If you are selling your home, you should be prepared for the day your first offer comes in. When your real estate agent calls to say there is an offer on your home, you will naturally get excited. When your agent describes the offer, you will probably experience an adrenaline rush. Whether the offer is good or bad, you should just remain calm--and discuss a counter-offer with your agent. The negotiations of a purchase begin with the buyer's ideal terms and a counter offer that communicates the seller's ideal terms.
A good agent will look beyond the price when evaluating an offer. If the buyers' financial qualifications are shaky or the offer includes potentially problematic terms or conditions, your real estate agent should be there to minimize any risk to you and to address these items in your counter-offer. Your agent's job is not to make a decision for you, but to be sure that you understand fully what the offer includes and what is expected.
Responding to Low Offers
The beginning of negotiations is usually the end of many months of hard work for the buyer or seller. The work ahead requires skill in order to maintain a strong position.
Sellers can lose their advantage if they do not counter an offer that a buyer has made. Even if the opening offer is beneath what the seller feels is reasonable, it is advisable for the seller to respond with a slight reduction from the asking price. The most important component in negotiating is good communication.
The best way to handle a low offer is to counter it with definite terms that are favorable to the seller. A counter offer has two advantages: 1) it keeps the buyer interested, and 2) it moves the negotiation forward and gives the buyer the opportunity to submit another offer that the seller is more likely to prefer.
Know Your Price Range
As a homebuyer, you may have found the perfect new house for your growing family, but what if it is a little out of your price range? You might list your current home for more than it is worth and be lucky enough to find a qualified buyer who is willing to pay the price, but it is impossible to know in advance what your home will sell for.
If you want to sell your home quickly, have a frank and detailed conversation with your real estate agent to determine the best price for the house. Setting your price within 5% of the fair market value of your home greatly increases your chances of getting solid offers that will result in a relatively quick sale.
Don't buy and sell so close to your target amount that you become anxious when the numbers don't meet your expectations. There may be other approaches, such as adjustable rate mortgages or owner financing, to increase your buying power and get you into that new home. When you are selling one home and buying another, you will need more than good luck. You will need a highly professional and experienced real estate agent who can give you solid advice on how to make the transaction work for your particular requirements.

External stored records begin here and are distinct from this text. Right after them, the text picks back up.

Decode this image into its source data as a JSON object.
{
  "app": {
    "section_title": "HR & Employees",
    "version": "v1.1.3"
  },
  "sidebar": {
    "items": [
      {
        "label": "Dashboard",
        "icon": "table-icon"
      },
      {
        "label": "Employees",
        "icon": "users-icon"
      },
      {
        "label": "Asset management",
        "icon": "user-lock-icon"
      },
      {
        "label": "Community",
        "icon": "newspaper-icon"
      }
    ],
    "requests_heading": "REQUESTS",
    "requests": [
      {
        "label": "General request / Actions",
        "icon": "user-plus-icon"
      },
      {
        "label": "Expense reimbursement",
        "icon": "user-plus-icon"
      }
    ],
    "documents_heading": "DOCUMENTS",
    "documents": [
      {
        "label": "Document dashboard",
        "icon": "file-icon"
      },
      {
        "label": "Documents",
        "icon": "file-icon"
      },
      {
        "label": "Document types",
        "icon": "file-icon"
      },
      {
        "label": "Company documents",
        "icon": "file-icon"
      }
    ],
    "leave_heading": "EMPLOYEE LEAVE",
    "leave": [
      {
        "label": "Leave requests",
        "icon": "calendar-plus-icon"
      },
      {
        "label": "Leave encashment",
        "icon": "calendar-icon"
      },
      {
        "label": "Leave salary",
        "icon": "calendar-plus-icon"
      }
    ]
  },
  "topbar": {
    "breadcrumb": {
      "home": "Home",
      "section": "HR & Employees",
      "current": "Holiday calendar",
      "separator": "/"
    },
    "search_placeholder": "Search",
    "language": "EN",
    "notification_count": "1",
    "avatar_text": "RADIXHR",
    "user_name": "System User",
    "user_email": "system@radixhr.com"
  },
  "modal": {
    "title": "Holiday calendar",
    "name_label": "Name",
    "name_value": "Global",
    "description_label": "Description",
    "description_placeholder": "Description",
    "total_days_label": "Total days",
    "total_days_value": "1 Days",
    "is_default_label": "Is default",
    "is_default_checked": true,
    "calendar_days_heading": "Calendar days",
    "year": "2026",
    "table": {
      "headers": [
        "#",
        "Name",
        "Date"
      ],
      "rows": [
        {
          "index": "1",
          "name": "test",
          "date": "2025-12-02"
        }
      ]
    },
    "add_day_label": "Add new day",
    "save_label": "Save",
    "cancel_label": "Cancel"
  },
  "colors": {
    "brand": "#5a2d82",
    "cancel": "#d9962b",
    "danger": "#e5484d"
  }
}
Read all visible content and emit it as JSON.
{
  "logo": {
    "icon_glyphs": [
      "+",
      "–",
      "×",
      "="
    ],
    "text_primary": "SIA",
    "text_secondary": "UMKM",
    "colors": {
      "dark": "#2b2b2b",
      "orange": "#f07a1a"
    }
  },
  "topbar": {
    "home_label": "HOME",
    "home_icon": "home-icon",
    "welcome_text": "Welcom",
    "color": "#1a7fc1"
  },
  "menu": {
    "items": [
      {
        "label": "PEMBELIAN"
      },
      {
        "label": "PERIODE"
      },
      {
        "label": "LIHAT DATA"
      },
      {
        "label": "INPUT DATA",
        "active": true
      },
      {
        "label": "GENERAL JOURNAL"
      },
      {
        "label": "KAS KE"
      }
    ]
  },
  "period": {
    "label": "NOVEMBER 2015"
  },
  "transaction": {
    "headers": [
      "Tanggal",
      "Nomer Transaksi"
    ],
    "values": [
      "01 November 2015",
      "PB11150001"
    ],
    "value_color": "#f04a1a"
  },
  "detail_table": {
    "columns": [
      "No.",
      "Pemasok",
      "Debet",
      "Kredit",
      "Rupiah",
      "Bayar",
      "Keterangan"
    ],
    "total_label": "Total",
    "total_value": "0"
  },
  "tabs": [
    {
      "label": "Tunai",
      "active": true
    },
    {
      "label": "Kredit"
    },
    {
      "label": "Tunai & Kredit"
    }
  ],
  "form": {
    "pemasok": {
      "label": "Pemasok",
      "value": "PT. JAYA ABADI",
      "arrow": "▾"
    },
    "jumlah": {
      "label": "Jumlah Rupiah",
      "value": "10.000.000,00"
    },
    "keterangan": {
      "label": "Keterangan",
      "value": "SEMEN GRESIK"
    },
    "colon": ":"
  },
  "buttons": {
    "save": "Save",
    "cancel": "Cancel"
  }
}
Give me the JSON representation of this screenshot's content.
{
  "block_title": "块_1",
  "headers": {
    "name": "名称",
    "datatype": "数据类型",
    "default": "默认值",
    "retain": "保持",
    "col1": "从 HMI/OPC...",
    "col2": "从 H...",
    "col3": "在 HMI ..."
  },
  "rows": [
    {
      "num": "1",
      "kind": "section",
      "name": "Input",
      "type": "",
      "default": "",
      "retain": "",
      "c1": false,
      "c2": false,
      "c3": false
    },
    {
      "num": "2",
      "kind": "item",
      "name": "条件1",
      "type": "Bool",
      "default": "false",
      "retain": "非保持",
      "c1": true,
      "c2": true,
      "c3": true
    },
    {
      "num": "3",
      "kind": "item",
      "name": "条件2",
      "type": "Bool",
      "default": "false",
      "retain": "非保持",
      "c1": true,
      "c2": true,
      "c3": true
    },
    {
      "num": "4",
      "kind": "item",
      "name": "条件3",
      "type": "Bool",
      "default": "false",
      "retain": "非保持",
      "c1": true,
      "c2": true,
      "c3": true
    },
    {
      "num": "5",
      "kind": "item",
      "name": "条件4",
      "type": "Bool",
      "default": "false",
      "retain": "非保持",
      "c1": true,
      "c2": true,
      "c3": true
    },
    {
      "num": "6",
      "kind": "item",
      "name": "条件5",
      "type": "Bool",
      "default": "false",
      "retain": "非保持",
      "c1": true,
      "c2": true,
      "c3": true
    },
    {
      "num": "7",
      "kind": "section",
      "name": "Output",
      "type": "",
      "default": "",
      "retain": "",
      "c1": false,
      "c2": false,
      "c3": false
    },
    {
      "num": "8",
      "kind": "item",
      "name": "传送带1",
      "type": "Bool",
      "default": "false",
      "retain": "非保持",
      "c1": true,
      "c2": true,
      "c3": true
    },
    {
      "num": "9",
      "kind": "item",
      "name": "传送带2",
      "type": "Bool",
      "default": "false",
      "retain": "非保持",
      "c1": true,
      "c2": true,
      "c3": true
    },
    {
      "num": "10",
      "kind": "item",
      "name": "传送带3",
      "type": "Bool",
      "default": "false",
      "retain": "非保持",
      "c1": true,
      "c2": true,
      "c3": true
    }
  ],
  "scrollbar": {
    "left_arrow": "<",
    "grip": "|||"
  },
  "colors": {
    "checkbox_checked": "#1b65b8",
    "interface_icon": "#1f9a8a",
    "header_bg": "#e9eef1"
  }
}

Evaluating Multiple Bids
Competition for homes is high in hot markets. When you are a seller faced with multiple offers on your home, how do you choose the best one? Your real estate agent can help you compare and contrast the terms of each proposal.
Look at the price of each offer and evaluate your net profit. Next, consider the terms of each contract. How "clean" is each offer? Are there contingencies that affect the sale, such as the buyers needing to sell another property before they can finalize the purchase of your home? Can you work out a mutually agreeable date for you to move out and for the buyers to move in? Can you get reasonable assurances that the buyers will be able to qualify for the financing they will need?
Your real estate agent can help you weigh the relative merits of each offer, so that you can accept--or counter--the best one, and line up another as an alternative.
A Tough Sale
Here is a situation that many buyers have experienced. After searching for weeks, you found the perfect home and you made a very low offer. The sellers responded with a counter-offer which was several thousand dollars lower than their asking price. You came back with a slightly higher bid, and they came down some more. After many days of back and forth, you finally reached a meeting of the minds, and you are very pleased with the results.
If you have driven a hard bargain in purchasing a house, be sensitive to the seller's feelings as the transaction proceeds. They may be suffering from the impact of a rough negotiation. Try to minimize any additional requests you might make of the sellers. As you move toward your closing date, keep in mind that the sellers may not share your elation. If you are considerate and avoid making excessive demands, you can help everyone walk away from the transaction feeling satisfied with the outcome.